Neal Swaelens 24:01

Or maybe let's, let's switch the question. Like what is your prediction for generative AI security? If you have one for the coming year?

Ken Huang, CISSP 24:09

For the coming year.

Neal Swaelens 24:11

It's not an easy question. I know.

Ken Huang, CISSP 24:12

Yeah, yeah. I know. I, I actually it's my wish. My hope. My hope is you can have as many tools you want, but you should have just one chat interface that connecting - like it is using API or using agent or using function call, whatever you can use. And you have one chat interface. As CISO, you can just say, what's in my network? What is the security? How can you fix and using the agent to do the fix. Maybe some fix may have a huge impact to the downstream application. Then you ask is it relevant. Like if it can help to find some relevant people, right. To say, okay, this I need to fix. It's a vulnerability - you let me fix? Okay, the agent will do the work. It's fixed for you. That's my hope. But I think it's, maybe not next year, but maybe in 10 years. Yeah, hopefully it will.

Neal Swaelens 25:13

It'll definitely be needed, that's for sure. But I guess with that thank you so much for joining us, Ken. We'll make sure to include the details of your book. Yeah, thank you. And we're also obviously very much looking forward to the new book you're writing.

Ken Huang, CISSP 25:25

Oh, great, thank you.

Neal Swaelens 25:26

Yeah. And we'll definitely have you back once that book is out to discuss it too.

Ken Huang, CISSP 25:30

Cool, cool. Yeah.

Ken Huang, CISSP 25:31

Thank you everyone for tuning in.

Ken Huang, CISSP 25:32

Yeah, thanks.


Additional tools and resources to check out:

Protect AI Radar: End-to-End AI Risk Management

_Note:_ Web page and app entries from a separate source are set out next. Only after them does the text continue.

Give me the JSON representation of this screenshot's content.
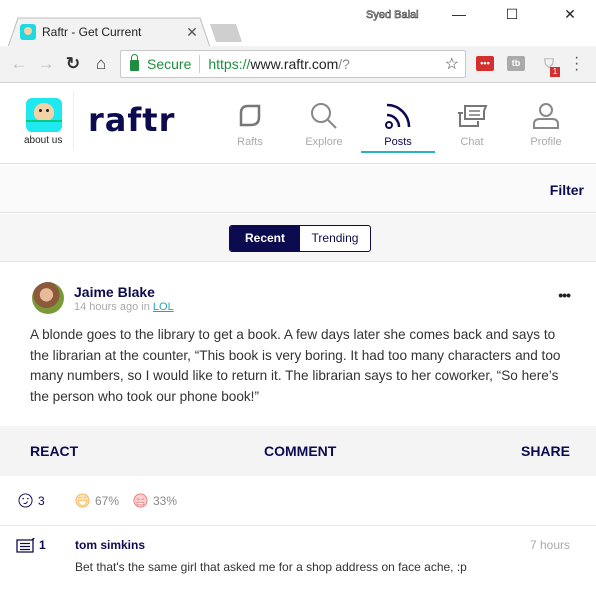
{
  "browser": {
    "tab_title": "Raftr - Get Current",
    "profile_name": "Syed Balal",
    "secure_label": "Secure",
    "url_scheme": "https://",
    "url_host": "www.raftr.com",
    "url_path": "/?",
    "extension_badge": "1",
    "icons": [
      "back-arrow",
      "forward-arrow",
      "reload",
      "home",
      "lock",
      "star",
      "extension-lastpass",
      "extension-tubebuddy",
      "extension-shield",
      "kebab-menu"
    ]
  },
  "site": {
    "about_label": "about us",
    "brand": "raftr",
    "nav": [
      {
        "label": "Rafts",
        "icon": "leaf-icon",
        "active": false
      },
      {
        "label": "Explore",
        "icon": "search-icon",
        "active": false
      },
      {
        "label": "Posts",
        "icon": "rss-icon",
        "active": true
      },
      {
        "label": "Chat",
        "icon": "chat-icon",
        "active": false
      },
      {
        "label": "Profile",
        "icon": "user-icon",
        "active": false
      }
    ],
    "filter_label": "Filter",
    "segments": [
      {
        "label": "Recent",
        "active": true
      },
      {
        "label": "Trending",
        "active": false
      }
    ]
  },
  "post": {
    "author": "Jaime Blake",
    "time": "14 hours ago in",
    "community": "LOL",
    "more_label": "•••",
    "body": "A blonde goes to the library to get a book. A few days later she comes back and says to the librarian at the counter, “This book is very boring. It had too many characters and too many numbers, so I would like to return it. The librarian says to her coworker, “So here’s the person who took our phone book!”",
    "actions": {
      "react": "REACT",
      "comment": "COMMENT",
      "share": "SHARE"
    },
    "reactions": {
      "count": "3",
      "laugh_pct": "67%",
      "angry_pct": "33%",
      "colors": {
        "laugh": "#f5b85a",
        "angry": "#ec7a7a"
      }
    },
    "comments": {
      "count": "1",
      "items": [
        {
          "author": "tom simkins",
          "time": "7 hours",
          "text": "Bet that's the same girl that asked me for a shop address on face ache, :p"
        }
      ]
    }
  },
  "colors": {
    "brand_navy": "#0d0b4f",
    "accent_teal": "#26b5c0",
    "logo_cyan": "#1fe8ee"
  }
}
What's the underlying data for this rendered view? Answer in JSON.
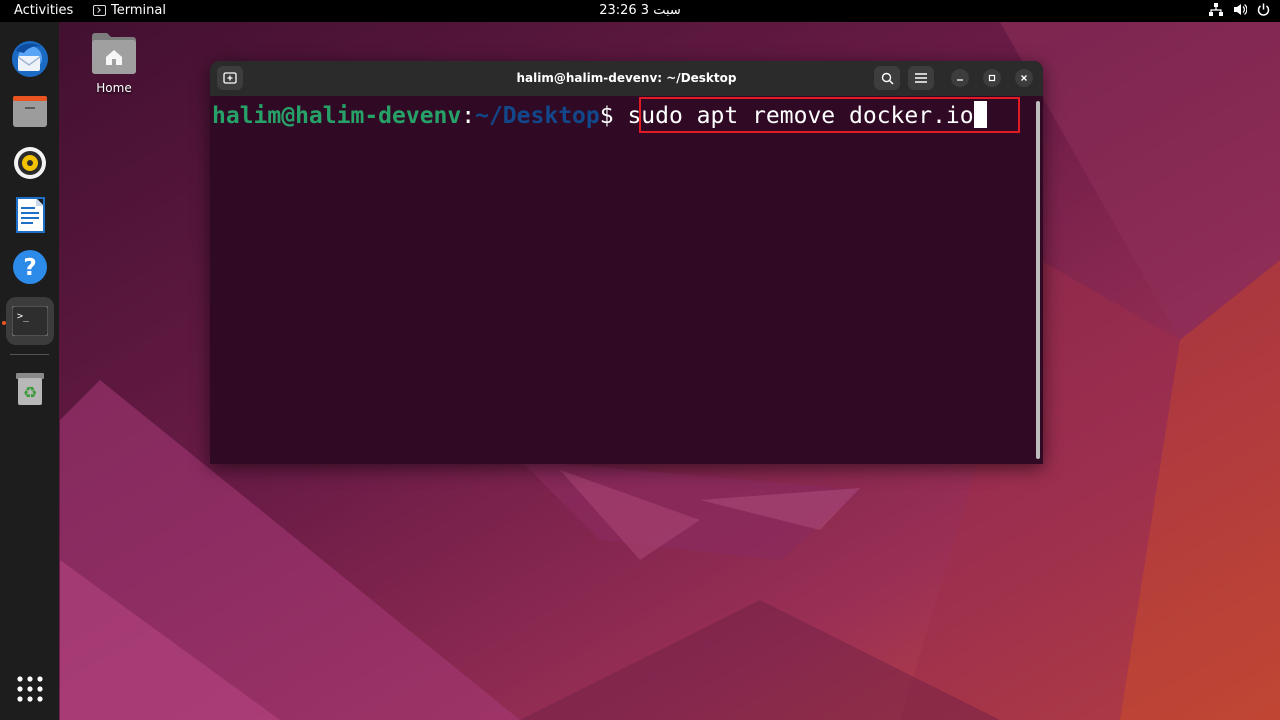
{
  "topbar": {
    "activities_label": "Activities",
    "app_name": "Terminal",
    "clock": "23:26  3 سبت"
  },
  "dock": {
    "items": [
      "thunderbird",
      "files",
      "rhythmbox",
      "libreoffice-writer",
      "help",
      "terminal",
      "trash",
      "show-applications"
    ],
    "active_item": "terminal"
  },
  "desktop": {
    "home_label": "Home"
  },
  "terminal": {
    "title": "halim@halim-devenv: ~/Desktop",
    "prompt_user": "halim@halim-devenv",
    "prompt_colon": ":",
    "prompt_path": "~/Desktop",
    "prompt_symbol": "$",
    "command": " sudo apt remove docker.io"
  },
  "colors": {
    "terminal_bg": "#300a24",
    "prompt_user": "#26a269",
    "prompt_path": "#12488b",
    "highlight_box": "#e01b24",
    "accent": "#e95420"
  }
}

Protect AI’s ML Security-Focused Open Source Tools

LLM Guard - The Security Toolkit for LLM Interactions

Huntr - The World's First AI/Machine Learning Bug Bounty Platform

Thanks for listening! Find more episodes and transcripts at https://mlsecops.com/podcast.